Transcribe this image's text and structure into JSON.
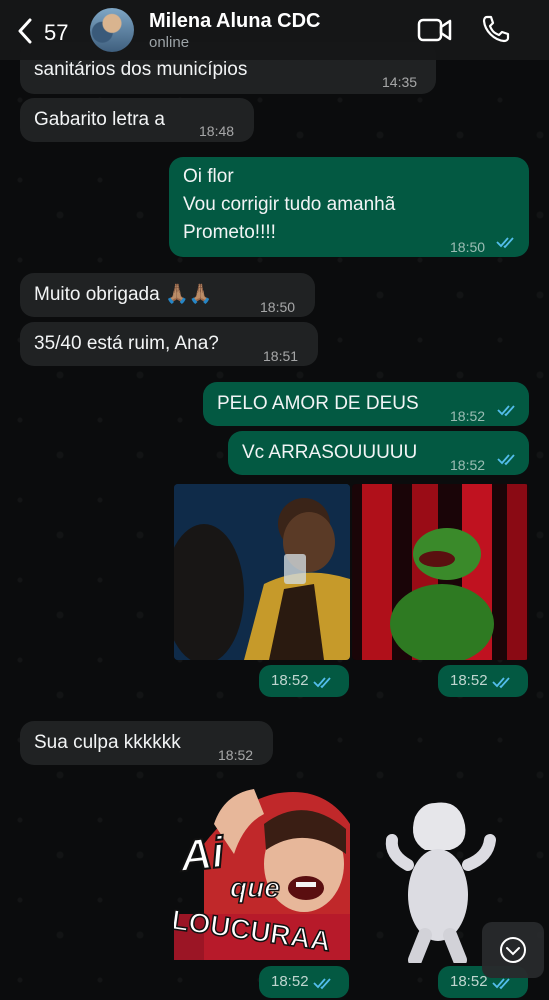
{
  "header": {
    "back_count": "57",
    "contact_name": "Milena Aluna CDC",
    "status": "online"
  },
  "messages": [
    {
      "dir": "in",
      "text": "sanitários dos municípios",
      "time": "14:35"
    },
    {
      "dir": "in",
      "text": "Gabarito letra a",
      "time": "18:48"
    },
    {
      "dir": "out",
      "text": "Oi flor\nVou corrigir tudo amanhã\nPrometo!!!!",
      "time": "18:50"
    },
    {
      "dir": "in",
      "text": "Muito obrigada 🙏🏽🙏🏽",
      "time": "18:50"
    },
    {
      "dir": "in",
      "text": "35/40 está ruim, Ana?",
      "time": "18:51"
    },
    {
      "dir": "out",
      "text": "PELO AMOR DE DEUS",
      "time": "18:52"
    },
    {
      "dir": "out",
      "text": "Vc ARRASOUUUUU",
      "time": "18:52"
    },
    {
      "dir": "out",
      "type": "gif",
      "description": "man toasting",
      "time": "18:52"
    },
    {
      "dir": "out",
      "type": "gif",
      "description": "green puppet dancing",
      "time": "18:52"
    },
    {
      "dir": "in",
      "text": "Sua culpa kkkkkk",
      "time": "18:52"
    },
    {
      "dir": "out",
      "type": "sticker",
      "time": "18:52",
      "overlay": [
        "Ai",
        "que",
        "LOUCURAA"
      ]
    },
    {
      "dir": "out",
      "type": "sticker",
      "description": "white ghost dancing",
      "time": "18:52"
    }
  ],
  "colors": {
    "incoming": "#202223",
    "outgoing": "#035942",
    "read_ticks": "#53bdeb"
  },
  "icons": [
    "chevron-left-icon",
    "video-call-icon",
    "phone-icon",
    "double-check-icon",
    "chevron-down-icon"
  ]
}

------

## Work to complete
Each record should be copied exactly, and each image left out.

## Reply to the exercise
Transcribe this image's text and structure into JSON.
{
  "header": {
    "back_count": "57",
    "contact_name": "Milena Aluna CDC",
    "status": "online"
  },
  "messages": [
    {
      "dir": "in",
      "text": "sanitários dos municípios",
      "time": "14:35"
    },
    {
      "dir": "in",
      "text": "Gabarito letra a",
      "time": "18:48"
    },
    {
      "dir": "out",
      "text": "Oi flor\nVou corrigir tudo amanhã\nPrometo!!!!",
      "time": "18:50"
    },
    {
      "dir": "in",
      "text": "Muito obrigada 🙏🏽🙏🏽",
      "time": "18:50"
    },
    {
      "dir": "in",
      "text": "35/40 está ruim, Ana?",
      "time": "18:51"
    },
    {
      "dir": "out",
      "text": "PELO AMOR DE DEUS",
      "time": "18:52"
    },
    {
      "dir": "out",
      "text": "Vc ARRASOUUUUU",
      "time": "18:52"
    },
    {
      "dir": "out",
      "type": "gif",
      "description": "man toasting",
      "time": "18:52"
    },
    {
      "dir": "out",
      "type": "gif",
      "description": "green puppet dancing",
      "time": "18:52"
    },
    {
      "dir": "in",
      "text": "Sua culpa kkkkkk",
      "time": "18:52"
    },
    {
      "dir": "out",
      "type": "sticker",
      "time": "18:52",
      "overlay": [
        "Ai",
        "que",
        "LOUCURAA"
      ]
    },
    {
      "dir": "out",
      "type": "sticker",
      "description": "white ghost dancing",
      "time": "18:52"
    }
  ],
  "colors": {
    "incoming": "#202223",
    "outgoing": "#035942",
    "read_ticks": "#53bdeb"
  },
  "icons": [
    "chevron-left-icon",
    "video-call-icon",
    "phone-icon",
    "double-check-icon",
    "chevron-down-icon"
  ]
}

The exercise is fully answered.